For example, let’s look at the popular air freshener Febreze. You can spray it in your house, light candles with Febreze scents, even put little Febreze scent “gems” in your car.
Here’s why you don’t want to use any of those products…
Have you seen the latest batch of Febreze air freshener ads? Their slogan is “breathe happy.” Unfortunately, breathing in these toxic chemicals does not make me happy:
DIETHYLENE GLYCOL MONOETHYL ETHER
And this is only a partial list–read more at Environmental Working Group (EWG).
“But wait!” you say. “The ingredient list on the bottle says, ‘Contains water, alcohol, odor eliminator derived from corn, fragrance.’ Why aren’t all those chemicals listed?”
For one single reason–they don’t have to be.
Under the Federal Hazardous Substances Act, manufacturers are not required to list all ingredients of household cleaners. This is ostensibly to protect their formulations (I find that odd because bread has all the ingredients listed and there’s no lack of healthy competition there…but I digress).
Besides sounding horrible, why are these ingredients harmful? EWG explains: “Ingredients commonly used in fragrances in air fresheners include phthalates, which make fragrances last longer and are linked to male reproductive system birth defects and hormone disruption, and synthetic musks, which are linked to allergies and hormone disruption.”
There’s no way I’m letting those chemicals anywhere near my family!
It’s easy to make your own air freshener spray, and you won’t have to worry about toxic chemical residue on the baby’s crib–on the dog’s chew toys–on anything at all.
DIY Febreze Air Freshener Spray
16 oz. glass or plastic spray bottle (I like these)
1 tablespoon baking soda
2 cups distilled water
10 drops essential oil (a single scent, or a mixture. Imagine the possibilities!)
Learn more about the premium essential oils I recommend.
Measure the baking soda into a bowl and add the essential oil(s) on top.

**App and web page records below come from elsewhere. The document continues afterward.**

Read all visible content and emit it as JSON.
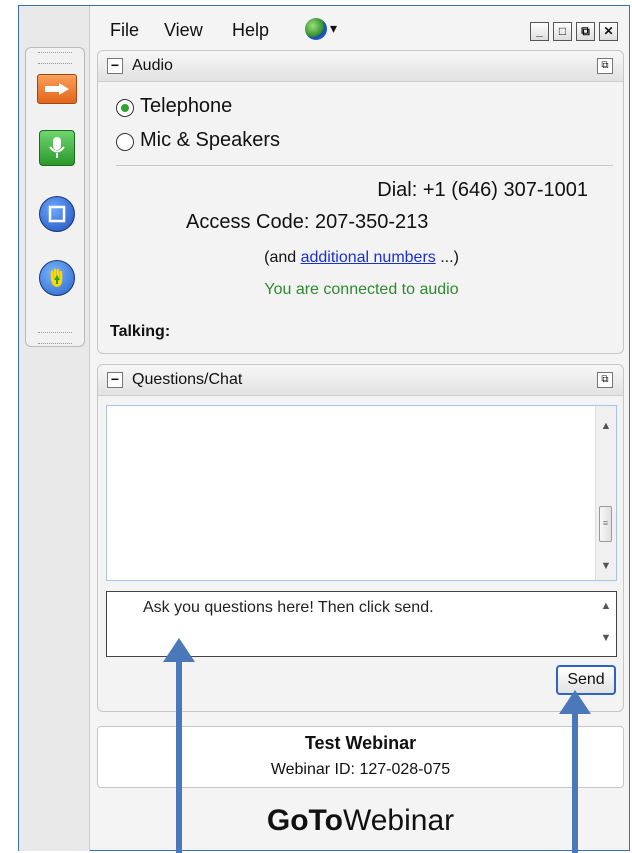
{
  "menu": {
    "file": "File",
    "view": "View",
    "help": "Help"
  },
  "audio": {
    "title": "Audio",
    "telephone": "Telephone",
    "mic_speakers": "Mic & Speakers",
    "dial": "Dial: +1 (646) 307-1001",
    "access_code": "Access Code: 207-350-213",
    "additional_prefix": "(and ",
    "additional_link": "additional numbers",
    "additional_suffix": " ...)",
    "status": "You are connected to audio",
    "talking": "Talking:"
  },
  "chat": {
    "title": "Questions/Chat",
    "input_placeholder": "Ask you questions here!  Then click send.",
    "send_label": "Send"
  },
  "webinar": {
    "title": "Test Webinar",
    "id": "Webinar ID: 127-028-075"
  },
  "brand": {
    "goto": "GoTo",
    "webinar": "Webinar"
  },
  "colors": {
    "accent": "#2d64c4",
    "status_green": "#2e8a2e",
    "annotation_arrow": "#4a78b8"
  }
}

Using a fork, mix the oil into the baking soda. This will help keep the oil suspended in the water.
Put the baking soda/oil mixture into the spray bottle (a funnel helps) and top off with the distilled water. Label your bottle, shake before use, and breathe happy–and safely.
P.S. Don’t throw that bottle of Febreze away. It is hazardous waste (isn’t that scary?) and must be disposed of at a licensed facility. Find one near you at Earth911.
DIY Febreze Scent Ideas
Here are a couple of my favorite scent combinations using essential oils. For even more ideas, check out my book of diffuser recipes–all of these combos can be used to make DIY Natural Febreze!
Wake Me Up
2 drops Peppermint essential oil
2 drops Wild Orange essential oil
3 drops Wild Orange essential oil
2 drops Ginger essential oil
2 drops Ylang Ylang essential oil